(Data excerpts)
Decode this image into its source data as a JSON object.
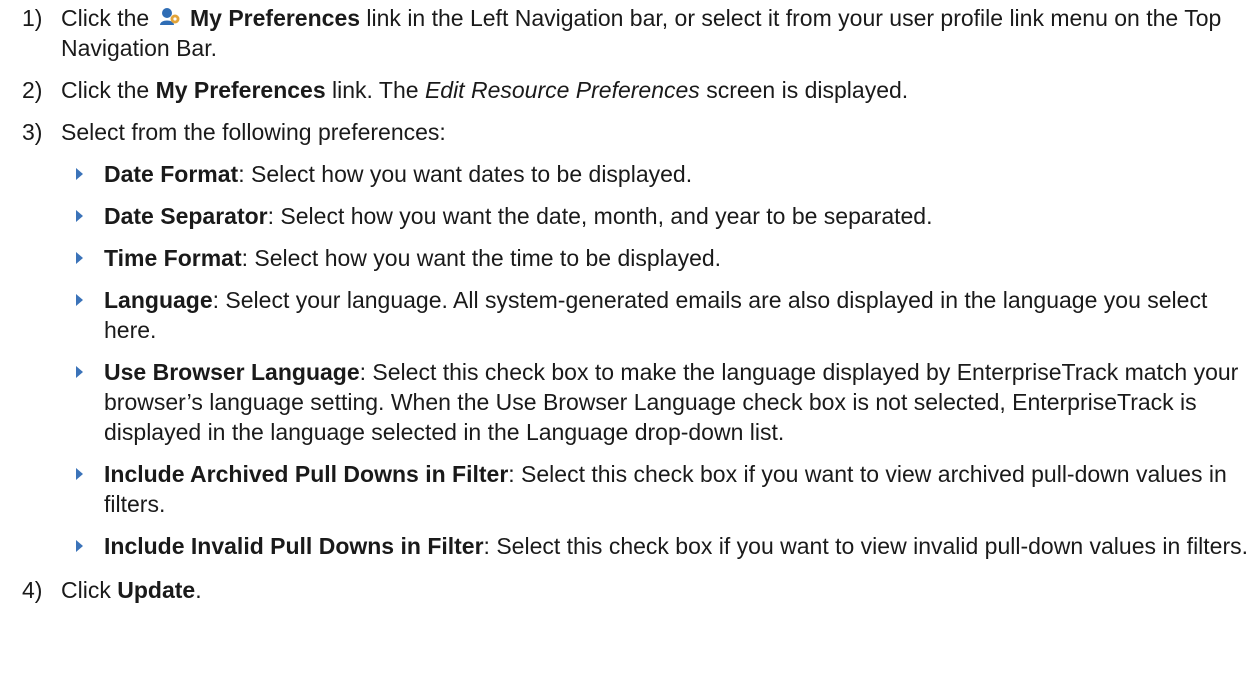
{
  "steps": [
    {
      "num": "1)",
      "pre": "Click the",
      "icon": "preferences-icon",
      "bold": "My Preferences",
      "post": "link in the Left Navigation bar, or select it from your user profile link menu on the Top Navigation Bar."
    },
    {
      "num": "2)",
      "pre": "Click the",
      "bold": "My Preferences",
      "mid": "link. The",
      "italic": "Edit Resource Preferences",
      "post": "screen is displayed."
    },
    {
      "num": "3)",
      "text": "Select from the following preferences:"
    },
    {
      "num": "4)",
      "pre": "Click",
      "bold": "Update",
      "post": "."
    }
  ],
  "preferences": [
    {
      "term": "Date Format",
      "desc": ": Select how you want dates to be displayed."
    },
    {
      "term": "Date Separator",
      "desc": ": Select how you want the date, month, and year to be separated."
    },
    {
      "term": "Time Format",
      "desc": ": Select how you want the time to be displayed."
    },
    {
      "term": "Language",
      "desc": ": Select your language. All system-generated emails are also displayed in the language you select here."
    },
    {
      "term": "Use Browser Language",
      "desc": ": Select this check box to make the language displayed by EnterpriseTrack match your browser’s language setting. When the Use Browser Language check box is not selected, EnterpriseTrack is displayed in the language selected in the Language drop-down list."
    },
    {
      "term": "Include Archived Pull Downs in Filter",
      "desc": ": Select this check box if you want to view archived pull-down values in filters."
    },
    {
      "term": "Include Invalid Pull Downs in Filter",
      "desc": ": Select this check box if you want to view invalid pull-down values in filters."
    }
  ],
  "colors": {
    "bullet": "#3b73b9",
    "icon_primary": "#2f6db5",
    "icon_accent": "#e2a43a"
  }
}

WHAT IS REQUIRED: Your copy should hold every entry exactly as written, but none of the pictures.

RESULT:
Decode this image into its source data as a JSON object.
{
  "steps": [
    {
      "num": "1)",
      "pre": "Click the",
      "icon": "preferences-icon",
      "bold": "My Preferences",
      "post": "link in the Left Navigation bar, or select it from your user profile link menu on the Top Navigation Bar."
    },
    {
      "num": "2)",
      "pre": "Click the",
      "bold": "My Preferences",
      "mid": "link. The",
      "italic": "Edit Resource Preferences",
      "post": "screen is displayed."
    },
    {
      "num": "3)",
      "text": "Select from the following preferences:"
    },
    {
      "num": "4)",
      "pre": "Click",
      "bold": "Update",
      "post": "."
    }
  ],
  "preferences": [
    {
      "term": "Date Format",
      "desc": ": Select how you want dates to be displayed."
    },
    {
      "term": "Date Separator",
      "desc": ": Select how you want the date, month, and year to be separated."
    },
    {
      "term": "Time Format",
      "desc": ": Select how you want the time to be displayed."
    },
    {
      "term": "Language",
      "desc": ": Select your language. All system-generated emails are also displayed in the language you select here."
    },
    {
      "term": "Use Browser Language",
      "desc": ": Select this check box to make the language displayed by EnterpriseTrack match your browser’s language setting. When the Use Browser Language check box is not selected, EnterpriseTrack is displayed in the language selected in the Language drop-down list."
    },
    {
      "term": "Include Archived Pull Downs in Filter",
      "desc": ": Select this check box if you want to view archived pull-down values in filters."
    },
    {
      "term": "Include Invalid Pull Downs in Filter",
      "desc": ": Select this check box if you want to view invalid pull-down values in filters."
    }
  ],
  "colors": {
    "bullet": "#3b73b9",
    "icon_primary": "#2f6db5",
    "icon_accent": "#e2a43a"
  }
}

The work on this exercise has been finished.